Added Schovee, who opened his first USGA championship with a 2-over-par 73 at Cherry Hills on Monday: I haven’t played in these conditions ever.
Of course, one of the biggest adjustments for the field this week is the altitude. Denver sits roughly a mile above sea level and the ball travels farther in the thinner air. Adjustments – typically about 10 percent – must be made in terms of distance at both Cherry Hills and CommonGround Golf Course in Aurora, the companion course for the two stroke-play qualifying rounds.
It’s a question both Schovee and Schoolcraft have gotten from fellow competitors.
It’s all about your ball flight. Sometimes it can go up to 15 percent, said Schoolcraft, who opened the championship on Monday afternoon at CommonGround, a 4-year-old Tom Doak design owned and operated by the Colorado Golf Association and the Colorado Women’s Golf Association.
Both players are receiving plenty of local support this week.
About 50 friends and family members followed Schovee Monday morning at Cherry Hills. When he got up and down for par from greenside rough at the seventh hole, he received a loud ovation. Unfortunately, he closed his round with bogeys on Nos. 8 and 9, holes that Schovee said are two of the hardest on the William Flynn design.
Schovee, who expects to graduate next spring, said he isn’t bothered by the distractions of playing at home. Neither is Schoolcraft, who opened with a 1-under 69 at CommonGround Golf Course in nearby Aurora.
A summer internship at a Denver investment bank has limited Schovee’s competitive golf since school concluded in May, but in the past week he’s had more time to prepare for the Amateur, a championship well known within SMU circles. Three of the last 15 champions have been Mustangs, including 2011 winner Kelly Kraft at Erin Hills. Ironically, the three SMU winners all have last names that begin with K – Kraft, Hank Kuehne (1998) and Colt Knost (2007). However, the most famous USGA champion from SMU is a guy whose last name starts with S: the late Payne Stewart, a two-time U.S. Open champion (1991 and 1999). Schovee is good friends with Stewart’s son, Aaron, who was among the members of the team who flew up to Erin Hills last August to support Kraft, who defeated World No. 1 amateur Patrick Cantlay in the final.
We were all so happy for Kelly last year, said Schovee.
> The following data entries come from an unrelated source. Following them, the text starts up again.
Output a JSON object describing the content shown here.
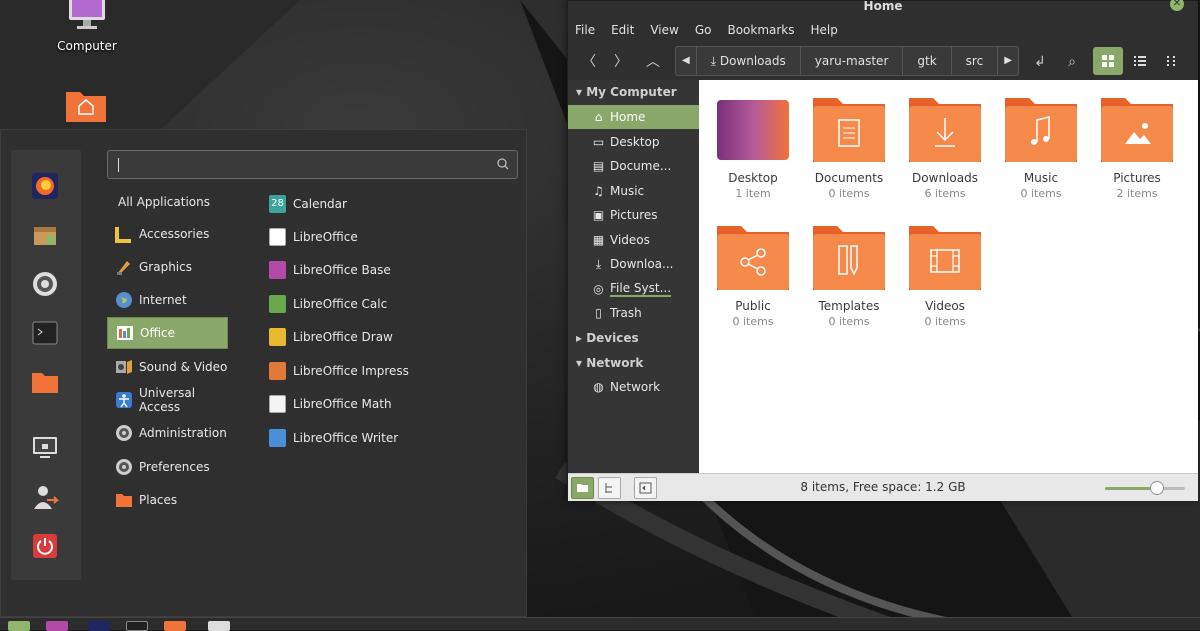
{
  "desktop": {
    "icons": [
      {
        "label": "Computer",
        "icon": "monitor-icon"
      },
      {
        "label": "",
        "icon": "home-folder-icon"
      }
    ]
  },
  "menu": {
    "search": {
      "value": "",
      "placeholder": ""
    },
    "favorites": [
      "firefox-icon",
      "package-icon",
      "settings-icon",
      "terminal-icon",
      "folder-icon",
      "lock-screen-icon",
      "logout-icon",
      "power-icon"
    ],
    "categories": [
      {
        "label": "All Applications"
      },
      {
        "label": "Accessories"
      },
      {
        "label": "Graphics"
      },
      {
        "label": "Internet"
      },
      {
        "label": "Office"
      },
      {
        "label": "Sound & Video"
      },
      {
        "label": "Universal Access"
      },
      {
        "label": "Administration"
      },
      {
        "label": "Preferences"
      },
      {
        "label": "Places"
      }
    ],
    "selected_category": "Office",
    "apps": [
      {
        "label": "Calendar",
        "badge": "28"
      },
      {
        "label": "LibreOffice"
      },
      {
        "label": "LibreOffice Base"
      },
      {
        "label": "LibreOffice Calc"
      },
      {
        "label": "LibreOffice Draw"
      },
      {
        "label": "LibreOffice Impress"
      },
      {
        "label": "LibreOffice Math"
      },
      {
        "label": "LibreOffice Writer"
      }
    ]
  },
  "filemanager": {
    "title": "Home",
    "menubar": [
      "File",
      "Edit",
      "View",
      "Go",
      "Bookmarks",
      "Help"
    ],
    "breadcrumbs": [
      "Downloads",
      "yaru-master",
      "gtk",
      "src"
    ],
    "sidebar": {
      "my_computer": "My Computer",
      "items": [
        "Home",
        "Desktop",
        "Docume...",
        "Music",
        "Pictures",
        "Videos",
        "Downloa...",
        "File Syst...",
        "Trash"
      ],
      "devices": "Devices",
      "network": "Network",
      "network_items": [
        "Network"
      ]
    },
    "files": [
      {
        "name": "Desktop",
        "count": "1 item"
      },
      {
        "name": "Documents",
        "count": "0 items"
      },
      {
        "name": "Downloads",
        "count": "6 items"
      },
      {
        "name": "Music",
        "count": "0 items"
      },
      {
        "name": "Pictures",
        "count": "2 items"
      },
      {
        "name": "Public",
        "count": "0 items"
      },
      {
        "name": "Templates",
        "count": "0 items"
      },
      {
        "name": "Videos",
        "count": "0 items"
      }
    ],
    "status": "8 items, Free space: 1.2 GB",
    "zoom_fraction": 0.65,
    "colors": {
      "accent": "#8aa86a",
      "folder": "#f0733a"
    }
  }
}
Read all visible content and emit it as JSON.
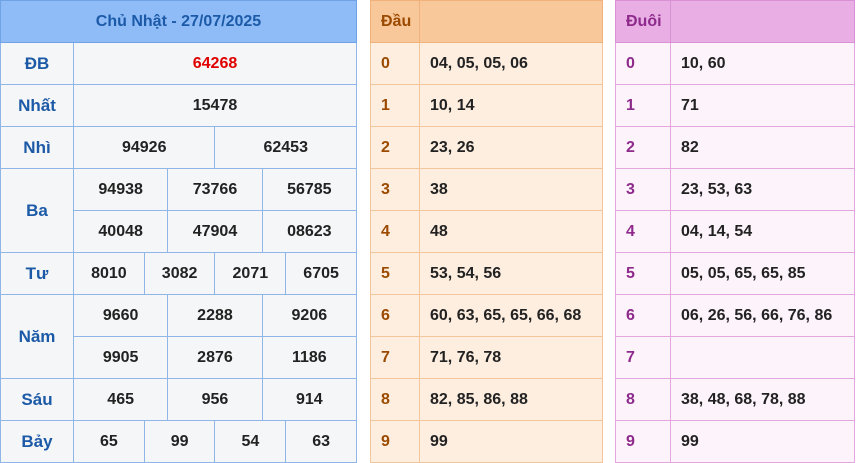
{
  "results": {
    "header": "Chủ Nhật - 27/07/2025",
    "db": {
      "label": "ĐB",
      "value": "64268"
    },
    "nhat": {
      "label": "Nhất",
      "value": "15478"
    },
    "nhi": {
      "label": "Nhì",
      "values": [
        "94926",
        "62453"
      ]
    },
    "ba": {
      "label": "Ba",
      "row1": [
        "94938",
        "73766",
        "56785"
      ],
      "row2": [
        "40048",
        "47904",
        "08623"
      ]
    },
    "tu": {
      "label": "Tư",
      "values": [
        "8010",
        "3082",
        "2071",
        "6705"
      ]
    },
    "nam": {
      "label": "Năm",
      "row1": [
        "9660",
        "2288",
        "9206"
      ],
      "row2": [
        "9905",
        "2876",
        "1186"
      ]
    },
    "sau": {
      "label": "Sáu",
      "values": [
        "465",
        "956",
        "914"
      ]
    },
    "bay": {
      "label": "Bảy",
      "values": [
        "65",
        "99",
        "54",
        "63"
      ]
    }
  },
  "dau": {
    "header": "Đầu",
    "rows": [
      {
        "key": "0",
        "value": "04, 05, 05, 06"
      },
      {
        "key": "1",
        "value": "10, 14"
      },
      {
        "key": "2",
        "value": "23, 26"
      },
      {
        "key": "3",
        "value": "38"
      },
      {
        "key": "4",
        "value": "48"
      },
      {
        "key": "5",
        "value": "53, 54, 56"
      },
      {
        "key": "6",
        "value": "60, 63, 65, 65, 66, 68"
      },
      {
        "key": "7",
        "value": "71, 76, 78"
      },
      {
        "key": "8",
        "value": "82, 85, 86, 88"
      },
      {
        "key": "9",
        "value": "99"
      }
    ]
  },
  "duoi": {
    "header": "Đuôi",
    "rows": [
      {
        "key": "0",
        "value": "10, 60"
      },
      {
        "key": "1",
        "value": "71"
      },
      {
        "key": "2",
        "value": "82"
      },
      {
        "key": "3",
        "value": "23, 53, 63"
      },
      {
        "key": "4",
        "value": "04, 14, 54"
      },
      {
        "key": "5",
        "value": "05, 05, 65, 65, 85"
      },
      {
        "key": "6",
        "value": "06, 26, 56, 66, 76, 86"
      },
      {
        "key": "7",
        "value": ""
      },
      {
        "key": "8",
        "value": "38, 48, 68, 78, 88"
      },
      {
        "key": "9",
        "value": "99"
      }
    ]
  },
  "colors": {
    "results_header_bg": "#8fbcf7",
    "special_prize": "#e00000",
    "dau_header_bg": "#f8c79a",
    "duoi_header_bg": "#e9afe4"
  }
}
It was really special.
Kraft contacted Schovee this week to wish him well. As for advice, Schovee said Kraft told him to just go win the thing.
Making the cut and playing match-play rounds in front of the members at Cherry Hills is Schovee’s current goal.
It’s great to have everyone out here, said Schovee. It’s been absolutely incredible. I love the golf course and to have all these incredible supporters out here makes it so special.
Schoolcraft had this championship circled for more than a year, and he took a 90-minute flight to Sioux Falls, S.D., to play in a July 30 sectional qualifier at Baker Crossing, repeating his procedure from three years ago, when he qualified there for the U.S. Junior Amateur at Trump National in Bedminster, N.J.
With only 25 golfers competing for one spot in this week’s field, Schoolcraft emerged with the berth, validating his decision to qualify away from home.
It all worked out, he said. I felt comfortable with the course.
Schoolcraft once had aspirations of playing college hockey and he attended a prep school in northwest Connecticut (Salisbury) to improve his chances of a Division I scholarship. But when he broke his collarbone for a third time, his competitive hockey days ended and he turned to golf. He transferred home to Valor Christian High School, where he was part of the first graduating class in 2010. Oklahoma lured him to play golf, but he still gets out and skates with friends. The OU golf coach, however, forbids him to play on the school’s club hockey team.
I still miss it, said Schoolcraft of hockey. But I don’t mind playing golf. I love it [and] hockey will beat you up.
David Shefter is a senior staff writer for the USGA. Email him at email@example.com.